The purpose of this investigation was to determine the effects of two doses of a weighted vest on acute lower-extremity gait kinetics in older adults. Peak ankle, knee, and hip net joint moments were quantified in 56 men and women volunteers (73.8 ± 6.9 years old) enrolled in a 6-month physical activity study. At the initial study visit, participants underwent 6 walking trials (3 with vest, 3 without vest) at their normal pace. During the vest-wearing trials, participants wore a vest loaded with either 0% of body weight (BW) (n = 19), 3% of BW (n = 16), or 5% of BW (n = 21). With acute application of the vests, maximum peak plantarflexion moments increased by 5.7% in the 5% BW group compared to the 0% BW group, p < 0.01. Compared to the 0% vest-weight group, knee extension moments increased by 13.8% when 5% BW was applied, p < 0.01; a marginally significant treatment effect was evident in the 3% BW group, p = 0.04. Despite these acute alterations, knee strength and physical performance did not improve when subjects wore the vests 2 hours a day, 4 days a week for 27 weeks, without additional exercise prescription.
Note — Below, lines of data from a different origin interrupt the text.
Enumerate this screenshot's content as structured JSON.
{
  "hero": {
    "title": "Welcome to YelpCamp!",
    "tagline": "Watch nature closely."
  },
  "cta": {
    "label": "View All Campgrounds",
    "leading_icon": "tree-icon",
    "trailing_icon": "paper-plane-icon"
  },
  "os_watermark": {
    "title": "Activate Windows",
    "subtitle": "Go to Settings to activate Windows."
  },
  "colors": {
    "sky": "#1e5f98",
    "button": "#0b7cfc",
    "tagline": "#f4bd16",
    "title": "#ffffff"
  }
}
These findings suggest that: (a) the acute changes in vest-mediated lower-extremity kinetics are not systemic but joint specific and load dependent, and (b) weighted vest prescription should be greater than 5% BW without prescribed exercise, or should include prescribed exercises, to invoke long-term strength and physical performance gains in older adults.
G.J. Salem and M-Y Wang: Musculoskeletal Biomechanics Research Lab, Dept. of Biokinesiology & Physical Therapy, USC; S. Azen: Biometry & Statistical Consultation & Research Center, Dept. of Preventive Medicine, USC, Los Angeles, CA 90033. J.T. Young and G.A. Greendale: Div. of Geriatrics, UCLA School of Medicine, Los Angeles, CA 90095.